Water systems are a special kind of infrastructure systems because they perform a dual role: theyprovide water services while also reducing risks to other services from natural hazards such asfloods and droughts. This report aims to inform water system managers on the importance of andmeasures to build the resilience of water service provision to natural hazards and climate riskswhile ensuring that water systems can safeguard service provision by reducing their exposure tothe risks associated with natural hazards. When choosing resilience measures, water systemsmanagers should consider the following six principles while also incorporating the concept ofdecision making under deep uncertainty: 1) knowing the system through network analysis andcriticality assessment; 2) improving maintenance to reduce vulnerability and improve resilience;3) involving users for active demand management; 4) working with nature to manage and respondto risks; 5) developing and improving contingency management; and 6) applying innovation whereappropriate.

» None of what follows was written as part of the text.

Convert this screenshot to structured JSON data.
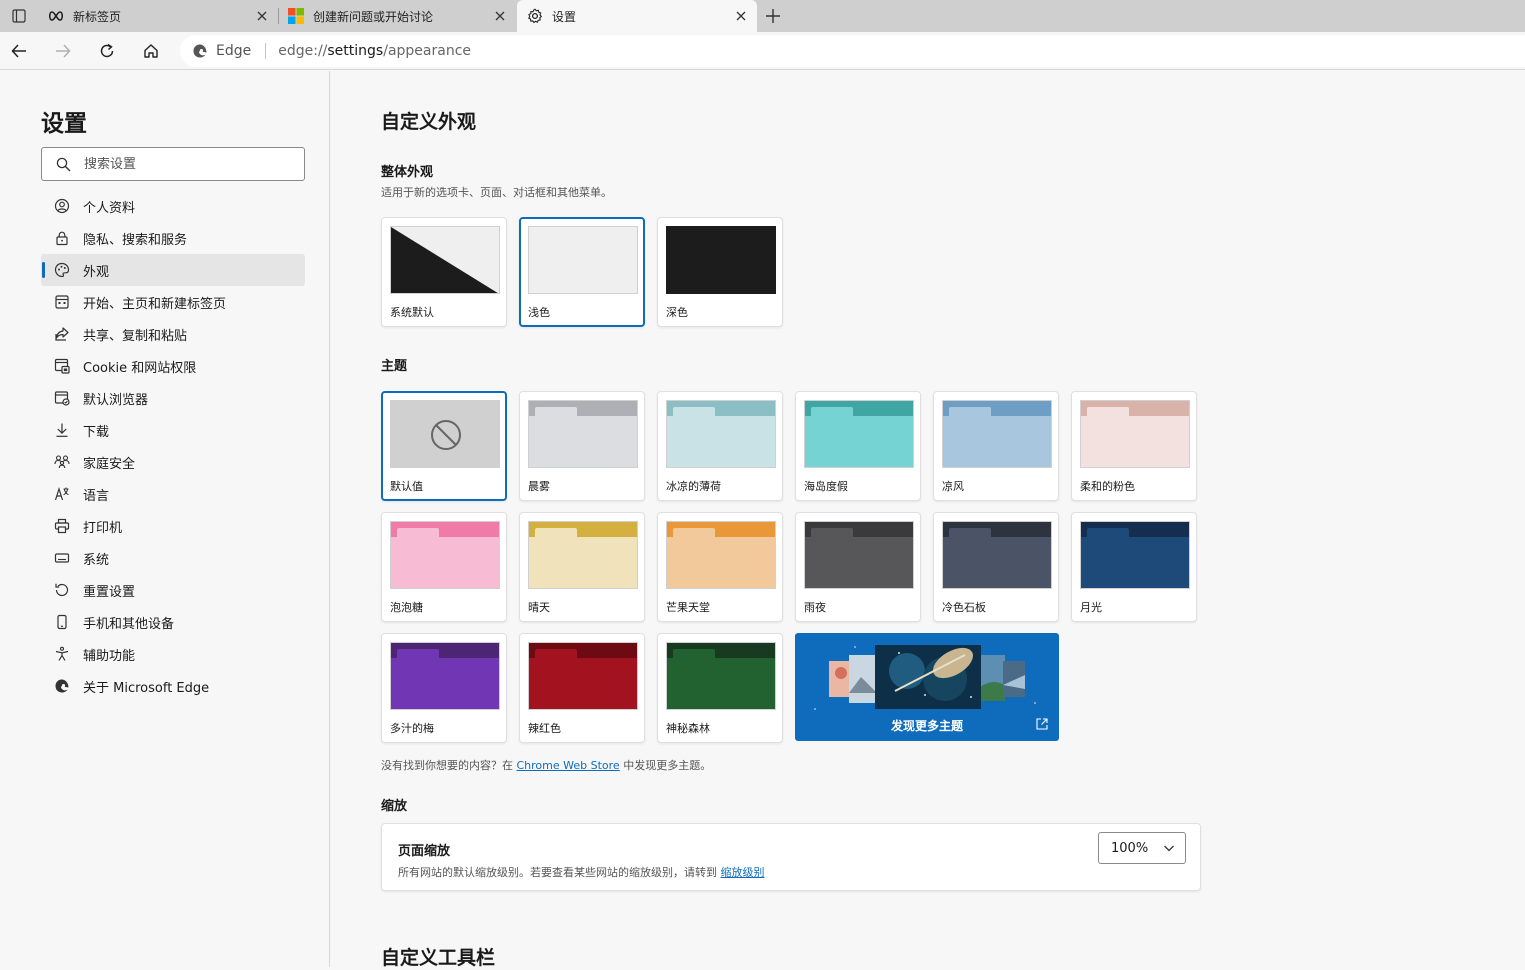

In addition, since water systems reduce the risks associated with certain naturalhazards to other services like power, transport and water itself, such safeguard services shouldbe accounted for when making the case for resilience investments in water systems.
Stronger Power : Improving Power Sector Resilience to Natural Hazards
This paper, prepared as a sectoral note for the Lifelines report on infrastructure resilience, investigates the vulnerability of the power system to natural hazards and climate change, and provides recommendations to increase its resilience.
Port Development and Competition in East and Southern Africa : Prospects and Challenges
Port Development and Competition in East and Southern Africa analyzes the 15 main ports in East and Southern Africa (ESA) to assess whether their proposed capacity enhancements are justified by current and projected demand; whether the current port management approaches sufficiently address not only the maritime capacity needs but also other impediments to port efficiency; and what the expected hierarchy of ports in the region will be in the future.